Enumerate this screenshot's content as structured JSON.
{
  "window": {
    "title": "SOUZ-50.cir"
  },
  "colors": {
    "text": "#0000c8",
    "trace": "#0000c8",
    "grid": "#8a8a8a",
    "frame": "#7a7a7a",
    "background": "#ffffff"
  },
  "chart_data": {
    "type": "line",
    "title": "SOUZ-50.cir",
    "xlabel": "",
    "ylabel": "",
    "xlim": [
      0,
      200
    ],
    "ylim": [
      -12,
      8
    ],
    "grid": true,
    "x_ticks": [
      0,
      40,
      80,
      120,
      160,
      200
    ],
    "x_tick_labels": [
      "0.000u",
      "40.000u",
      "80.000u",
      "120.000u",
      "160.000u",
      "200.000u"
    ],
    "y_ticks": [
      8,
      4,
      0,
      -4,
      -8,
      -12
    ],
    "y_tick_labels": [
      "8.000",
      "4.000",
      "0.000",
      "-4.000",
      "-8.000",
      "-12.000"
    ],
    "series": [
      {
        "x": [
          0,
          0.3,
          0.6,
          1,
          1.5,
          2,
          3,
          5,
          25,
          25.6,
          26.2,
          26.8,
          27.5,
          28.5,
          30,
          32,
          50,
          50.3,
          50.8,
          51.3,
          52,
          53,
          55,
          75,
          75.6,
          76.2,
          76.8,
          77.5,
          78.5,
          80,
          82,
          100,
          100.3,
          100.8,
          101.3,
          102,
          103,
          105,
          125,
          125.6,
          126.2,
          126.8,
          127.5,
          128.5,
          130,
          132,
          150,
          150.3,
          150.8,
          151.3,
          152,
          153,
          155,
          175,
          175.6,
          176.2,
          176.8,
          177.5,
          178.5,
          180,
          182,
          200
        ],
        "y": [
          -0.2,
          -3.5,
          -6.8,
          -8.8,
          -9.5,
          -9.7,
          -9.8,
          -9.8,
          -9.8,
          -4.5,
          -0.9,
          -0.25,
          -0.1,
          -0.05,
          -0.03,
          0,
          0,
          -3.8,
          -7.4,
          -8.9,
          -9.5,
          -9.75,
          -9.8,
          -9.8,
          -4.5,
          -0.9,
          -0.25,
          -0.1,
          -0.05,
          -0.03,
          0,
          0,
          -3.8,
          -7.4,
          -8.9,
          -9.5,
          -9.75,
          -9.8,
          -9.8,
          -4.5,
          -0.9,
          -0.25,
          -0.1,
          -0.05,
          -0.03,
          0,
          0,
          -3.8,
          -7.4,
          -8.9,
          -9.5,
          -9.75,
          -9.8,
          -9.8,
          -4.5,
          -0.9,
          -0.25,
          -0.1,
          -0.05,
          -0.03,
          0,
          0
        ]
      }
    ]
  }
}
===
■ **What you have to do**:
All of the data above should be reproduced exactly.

■ **Solved exercise**:
Enumerate this screenshot's content as structured JSON.
{
  "window": {
    "title": "SOUZ-50.cir"
  },
  "colors": {
    "text": "#0000c8",
    "trace": "#0000c8",
    "grid": "#8a8a8a",
    "frame": "#7a7a7a",
    "background": "#ffffff"
  },
  "chart_data": {
    "type": "line",
    "title": "SOUZ-50.cir",
    "xlabel": "",
    "ylabel": "",
    "xlim": [
      0,
      200
    ],
    "ylim": [
      -12,
      8
    ],
    "grid": true,
    "x_ticks": [
      0,
      40,
      80,
      120,
      160,
      200
    ],
    "x_tick_labels": [
      "0.000u",
      "40.000u",
      "80.000u",
      "120.000u",
      "160.000u",
      "200.000u"
    ],
    "y_ticks": [
      8,
      4,
      0,
      -4,
      -8,
      -12
    ],
    "y_tick_labels": [
      "8.000",
      "4.000",
      "0.000",
      "-4.000",
      "-8.000",
      "-12.000"
    ],
    "series": [
      {
        "x": [
          0,
          0.3,
          0.6,
          1,
          1.5,
          2,
          3,
          5,
          25,
          25.6,
          26.2,
          26.8,
          27.5,
          28.5,
          30,
          32,
          50,
          50.3,
          50.8,
          51.3,
          52,
          53,
          55,
          75,
          75.6,
          76.2,
          76.8,
          77.5,
          78.5,
          80,
          82,
          100,
          100.3,
          100.8,
          101.3,
          102,
          103,
          105,
          125,
          125.6,
          126.2,
          126.8,
          127.5,
          128.5,
          130,
          132,
          150,
          150.3,
          150.8,
          151.3,
          152,
          153,
          155,
          175,
          175.6,
          176.2,
          176.8,
          177.5,
          178.5,
          180,
          182,
          200
        ],
        "y": [
          -0.2,
          -3.5,
          -6.8,
          -8.8,
          -9.5,
          -9.7,
          -9.8,
          -9.8,
          -9.8,
          -4.5,
          -0.9,
          -0.25,
          -0.1,
          -0.05,
          -0.03,
          0,
          0,
          -3.8,
          -7.4,
          -8.9,
          -9.5,
          -9.75,
          -9.8,
          -9.8,
          -4.5,
          -0.9,
          -0.25,
          -0.1,
          -0.05,
          -0.03,
          0,
          0,
          -3.8,
          -7.4,
          -8.9,
          -9.5,
          -9.75,
          -9.8,
          -9.8,
          -4.5,
          -0.9,
          -0.25,
          -0.1,
          -0.05,
          -0.03,
          0,
          0,
          -3.8,
          -7.4,
          -8.9,
          -9.5,
          -9.75,
          -9.8,
          -9.8,
          -4.5,
          -0.9,
          -0.25,
          -0.1,
          -0.05,
          -0.03,
          0,
          0
        ]
      }
    ]
  }
}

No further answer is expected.